**Task prompt**: Copy every line in the records below that contains the word "active".

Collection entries
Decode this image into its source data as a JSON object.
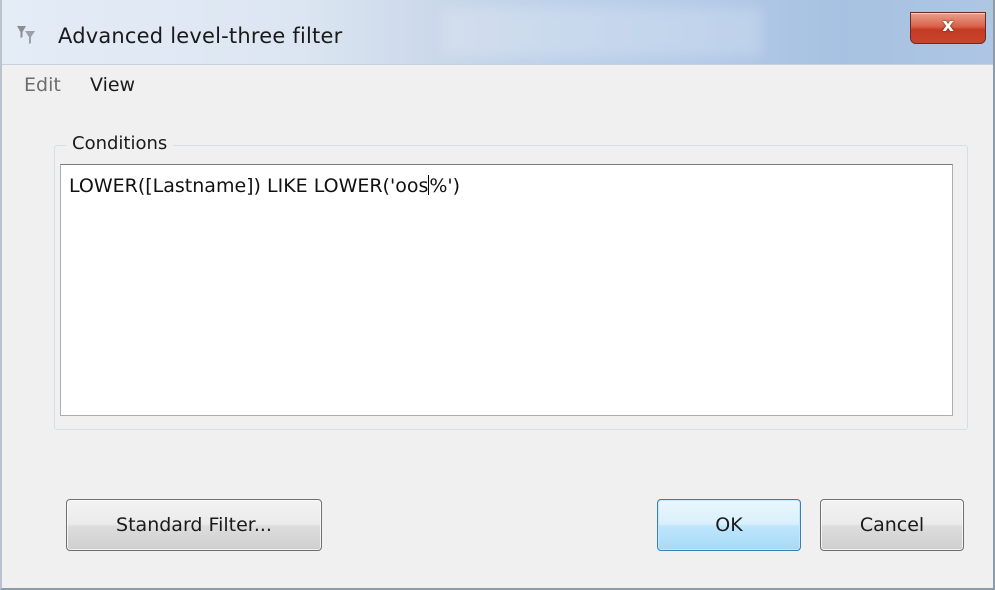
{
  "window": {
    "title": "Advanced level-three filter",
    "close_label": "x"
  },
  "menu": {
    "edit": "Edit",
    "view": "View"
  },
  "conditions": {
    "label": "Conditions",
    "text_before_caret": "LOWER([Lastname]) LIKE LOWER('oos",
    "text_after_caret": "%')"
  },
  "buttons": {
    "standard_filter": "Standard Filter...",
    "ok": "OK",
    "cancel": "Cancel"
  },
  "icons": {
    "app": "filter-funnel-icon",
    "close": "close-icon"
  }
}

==

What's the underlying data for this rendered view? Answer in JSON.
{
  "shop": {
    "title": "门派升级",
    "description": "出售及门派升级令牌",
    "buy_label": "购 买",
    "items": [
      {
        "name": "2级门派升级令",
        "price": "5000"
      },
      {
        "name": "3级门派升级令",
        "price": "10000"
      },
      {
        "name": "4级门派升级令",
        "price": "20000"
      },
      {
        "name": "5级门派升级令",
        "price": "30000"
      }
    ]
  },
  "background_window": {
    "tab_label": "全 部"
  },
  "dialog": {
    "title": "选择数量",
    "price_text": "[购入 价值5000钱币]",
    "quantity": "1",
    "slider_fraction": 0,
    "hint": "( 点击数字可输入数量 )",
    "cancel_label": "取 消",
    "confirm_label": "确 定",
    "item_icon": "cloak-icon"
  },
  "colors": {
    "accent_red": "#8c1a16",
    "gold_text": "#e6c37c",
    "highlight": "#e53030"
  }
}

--

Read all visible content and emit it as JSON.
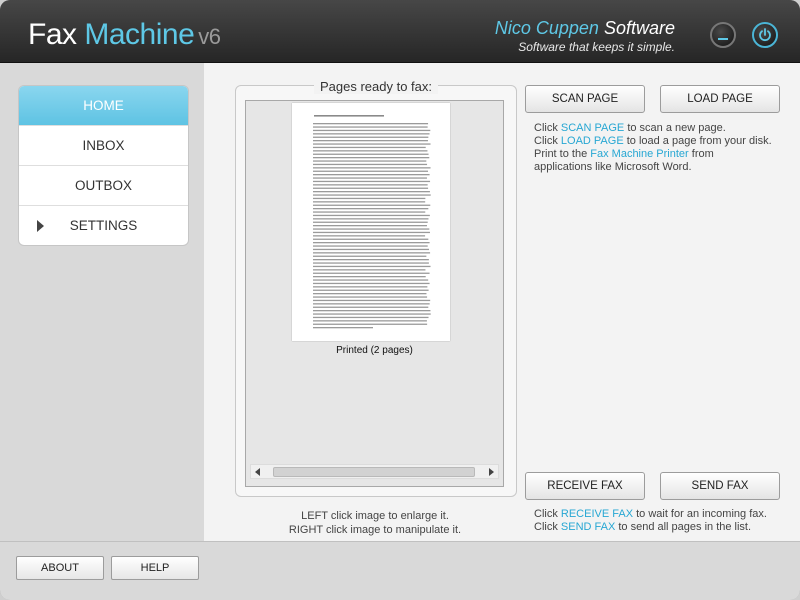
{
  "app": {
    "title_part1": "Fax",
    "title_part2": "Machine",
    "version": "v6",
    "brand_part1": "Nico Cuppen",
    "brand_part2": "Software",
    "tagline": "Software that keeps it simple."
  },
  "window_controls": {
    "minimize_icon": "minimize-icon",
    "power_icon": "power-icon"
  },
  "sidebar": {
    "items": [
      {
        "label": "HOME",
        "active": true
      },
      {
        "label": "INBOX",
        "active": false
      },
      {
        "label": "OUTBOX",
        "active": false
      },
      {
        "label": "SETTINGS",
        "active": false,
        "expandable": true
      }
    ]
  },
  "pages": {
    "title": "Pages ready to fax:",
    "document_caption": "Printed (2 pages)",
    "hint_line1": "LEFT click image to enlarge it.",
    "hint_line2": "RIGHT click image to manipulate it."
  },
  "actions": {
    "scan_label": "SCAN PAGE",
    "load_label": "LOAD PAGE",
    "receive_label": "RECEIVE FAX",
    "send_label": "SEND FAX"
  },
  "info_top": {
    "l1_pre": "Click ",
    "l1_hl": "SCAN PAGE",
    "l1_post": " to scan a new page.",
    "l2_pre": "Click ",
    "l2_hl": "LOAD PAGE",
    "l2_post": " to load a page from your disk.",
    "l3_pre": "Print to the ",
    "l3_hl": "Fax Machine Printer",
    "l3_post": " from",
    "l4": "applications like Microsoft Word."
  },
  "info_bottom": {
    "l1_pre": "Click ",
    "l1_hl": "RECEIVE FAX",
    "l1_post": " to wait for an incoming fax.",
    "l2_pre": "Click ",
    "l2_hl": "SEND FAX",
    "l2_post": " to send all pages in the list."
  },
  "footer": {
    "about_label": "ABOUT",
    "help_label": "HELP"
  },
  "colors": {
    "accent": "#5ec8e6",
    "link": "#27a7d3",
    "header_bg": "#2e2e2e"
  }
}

**Output below**:
        "active": true
        "active": false
        "active": false
        "active": false,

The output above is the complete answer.